*** Information Section Begins ***

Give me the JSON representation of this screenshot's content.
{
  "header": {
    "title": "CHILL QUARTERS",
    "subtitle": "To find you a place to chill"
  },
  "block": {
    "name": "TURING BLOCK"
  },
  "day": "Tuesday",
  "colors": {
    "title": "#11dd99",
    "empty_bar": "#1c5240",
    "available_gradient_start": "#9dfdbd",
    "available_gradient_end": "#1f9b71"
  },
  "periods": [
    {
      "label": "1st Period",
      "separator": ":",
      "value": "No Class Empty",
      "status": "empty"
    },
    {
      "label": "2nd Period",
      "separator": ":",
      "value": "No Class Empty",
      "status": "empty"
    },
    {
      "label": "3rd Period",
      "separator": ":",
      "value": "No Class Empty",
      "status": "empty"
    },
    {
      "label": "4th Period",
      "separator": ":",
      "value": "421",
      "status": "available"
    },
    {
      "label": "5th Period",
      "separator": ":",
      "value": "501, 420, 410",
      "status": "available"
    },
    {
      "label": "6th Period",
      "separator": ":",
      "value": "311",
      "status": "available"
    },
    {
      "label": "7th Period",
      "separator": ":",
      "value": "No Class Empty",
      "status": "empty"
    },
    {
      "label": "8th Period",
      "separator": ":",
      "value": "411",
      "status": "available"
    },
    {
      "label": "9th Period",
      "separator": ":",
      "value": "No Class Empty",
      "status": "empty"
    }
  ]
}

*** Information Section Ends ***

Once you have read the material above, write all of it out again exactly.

Give me the JSON representation of this screenshot's content.
{
  "header": {
    "title": "CHILL QUARTERS",
    "subtitle": "To find you a place to chill"
  },
  "block": {
    "name": "TURING BLOCK"
  },
  "day": "Tuesday",
  "colors": {
    "title": "#11dd99",
    "empty_bar": "#1c5240",
    "available_gradient_start": "#9dfdbd",
    "available_gradient_end": "#1f9b71"
  },
  "periods": [
    {
      "label": "1st Period",
      "separator": ":",
      "value": "No Class Empty",
      "status": "empty"
    },
    {
      "label": "2nd Period",
      "separator": ":",
      "value": "No Class Empty",
      "status": "empty"
    },
    {
      "label": "3rd Period",
      "separator": ":",
      "value": "No Class Empty",
      "status": "empty"
    },
    {
      "label": "4th Period",
      "separator": ":",
      "value": "421",
      "status": "available"
    },
    {
      "label": "5th Period",
      "separator": ":",
      "value": "501, 420, 410",
      "status": "available"
    },
    {
      "label": "6th Period",
      "separator": ":",
      "value": "311",
      "status": "available"
    },
    {
      "label": "7th Period",
      "separator": ":",
      "value": "No Class Empty",
      "status": "empty"
    },
    {
      "label": "8th Period",
      "separator": ":",
      "value": "411",
      "status": "available"
    },
    {
      "label": "9th Period",
      "separator": ":",
      "value": "No Class Empty",
      "status": "empty"
    }
  ]
}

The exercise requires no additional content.